Recent events of the COVID-19 pandemic have caused all of us to reset our lives to a “new normal.” This new lifestyle, of course, brings up all kinds of emotions and feelings. You might even feel unsure whether it’s okay to have these feelings.
Rest assured that these are normal things that you might experience during this time. This caliber of an event is something that hasn’t happened for over a hundred years. That means we are all struggling with adjusting, in one way or another, to this new reality.
Take a look at how emotions like anger, regret, grief, and others are both typical and to be expected during this tough time.
It makes sense if you are feeling angry right now. This pandemic is a situation that nobody expected in modern history. You might have had big plans to take a trip with the kids. Or perhaps, your entire daily routine has been turned on its head. We often feel anger when we experience sudden changes that we weren’t expecting.
Along with anger is grief. You mourn that you can’t do the things you typically do or were hoping to accomplish. Make no mistake about it; you are experiencing a loss. Thus, it’s reasonable to be grieving for the past.
It’s hard to believe that only a few months ago, you were going to work every day and hanging out with friends on the weekends. But now, there is a new reality that we all must face.
Maybe you thought that you had lots of demands on your life before coronavirus. Now it seems like you can’t catch a break. Your boss is messaging you all the time about projects, and the kids are driving you nuts because they are bored. Plus, the house is a mess, and you haven’t even touched your running shoes in weeks.
We want to feel competent and in control, but this virus is causing a lot of us to feel the opposite — inadequate. Keep in mind; you are not alone. A lot of people are feeling this way too (even your boss).
Besides feeling inadequate, all of those pressures could be causing you to feel overwhelmed, as well. Who wouldn’t be? All of your daily stressors have now been pulled together into one box (your home).
On top of that, there is the weight of the coronavirus bearing down from above. Even in your free time, when you unwind, you start drifting to news stories on your phone about the pandemic. It feels never-ending.
On the opposite side of the spectrum, you might not be feeling anything at all. You are numb, emotionally withdrawn, and disconnected. This response often occurs with those who have experienced trauma. And make no mistake about it, this event is traumatic. Even if you are physically safe in your home, the pandemic is reaching every corner of the globe.
There’s no clear answer as to when all this is going to end. It could be months before a vaccine is found, and much longer before it is available to the public. You wonder how long you will have to stay isolated from those you love.
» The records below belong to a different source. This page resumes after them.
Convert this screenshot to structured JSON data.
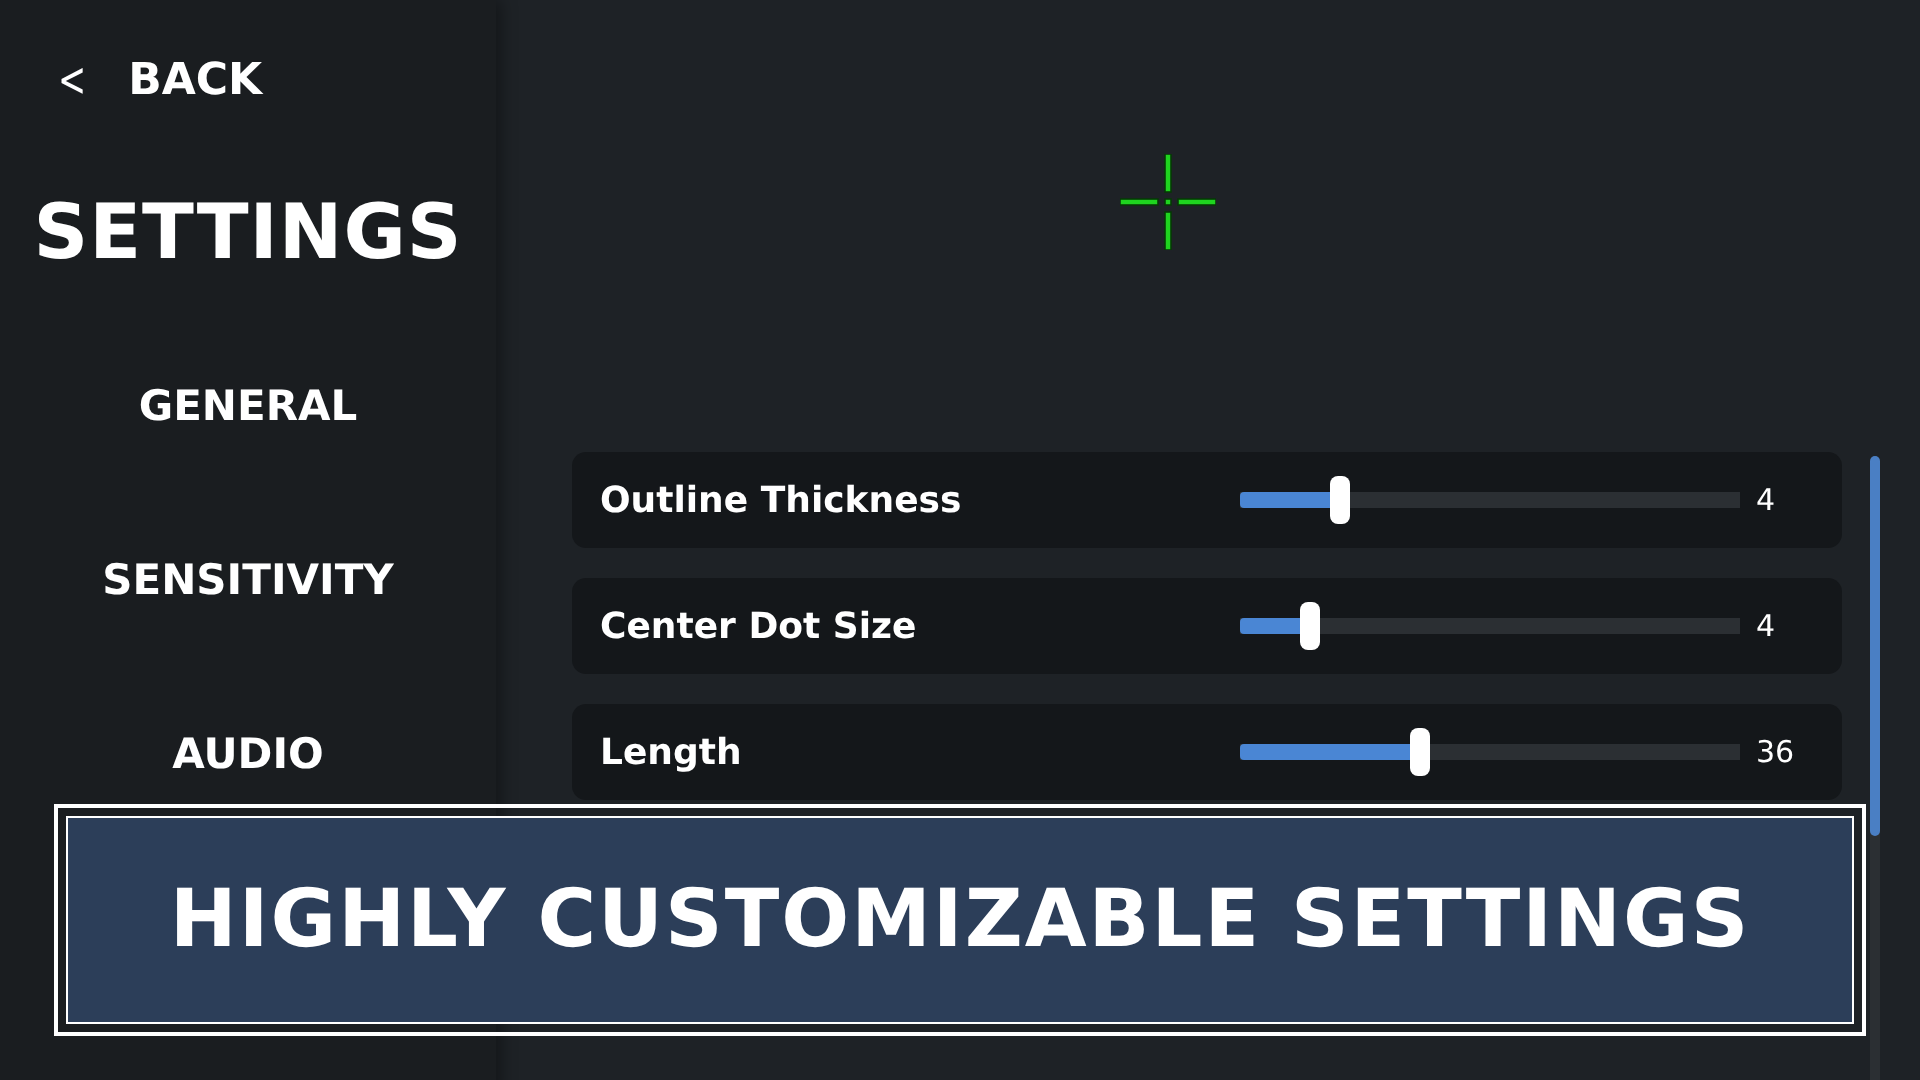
{
  "sidebar": {
    "back": {
      "icon": "<",
      "label": "BACK"
    },
    "title": "SETTINGS",
    "items": [
      {
        "label": "GENERAL"
      },
      {
        "label": "SENSITIVITY"
      },
      {
        "label": "AUDIO"
      }
    ]
  },
  "settings": [
    {
      "label": "Outline Thickness",
      "level": 0.2,
      "reading": "4"
    },
    {
      "label": "Center Dot Size",
      "level": 0.14,
      "reading": "4"
    },
    {
      "label": "Length",
      "level": 0.36,
      "reading": "36"
    }
  ],
  "banner": {
    "text": "HIGHLY CUSTOMIZABLE SETTINGS"
  }
}
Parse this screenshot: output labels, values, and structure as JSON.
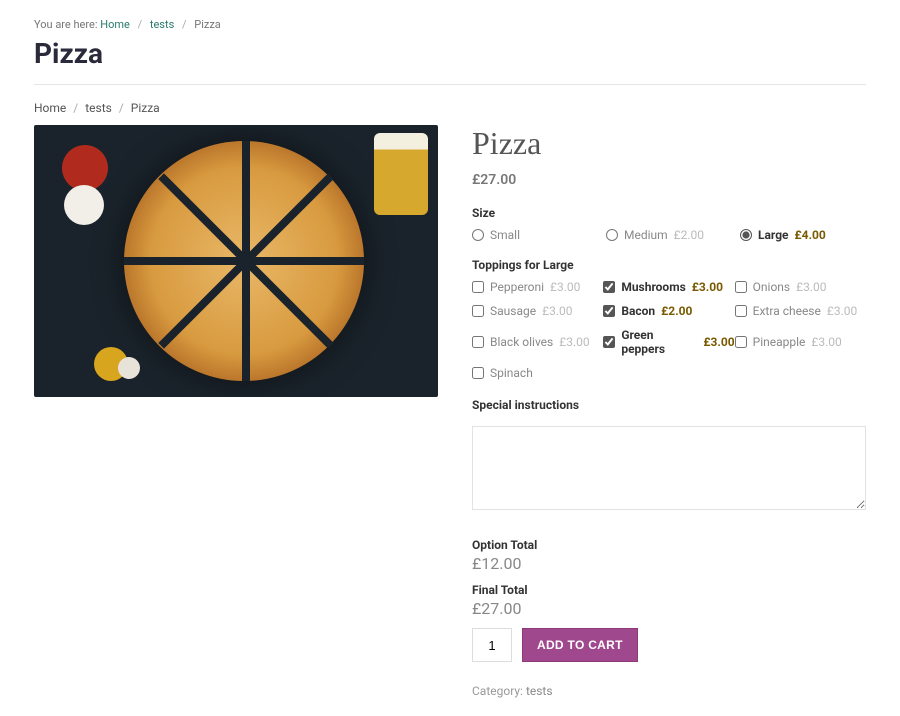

Will there be enough food at the grocery store. And what about toilet paper? You might be catastrophizing by thinking that this will never be over. However, all pandemics end, but it may take more time before we have seen this through.
In moments like these, you might find yourself looking back at your life. Were there choices that you made that you now regret? Have you been taking stock of things, and finding that your life maybe isn’t as fulfilling as you once thought it was?
This thought pattern is understandable if you have regrets, but that doesn’t mean you are powerless. You can start now to reset your life by shifting values and beliefs about what’s important and what isn’t.
You are experiencing a lot of emotions due to this crisis. Counseling will allow you to feel those emotions freely, without being judged. Also, it’s a chance to gain some perspective, and to even be kind to yourself. It helps to have someone validate that what you are experiencing is normal and expected, given the current circumstances.
These emotions and feelings are normal things you might experience due to COVID-19. Giver yourself a break, and permission to experience these things. Also, don’t hesitate to ask for help from a therapist who understands complex and confusing emotions, as well.
With years of experience supporting people in challenging situations, I want to help you. Please reach out to me today or visit my page on depression counseling to learn more.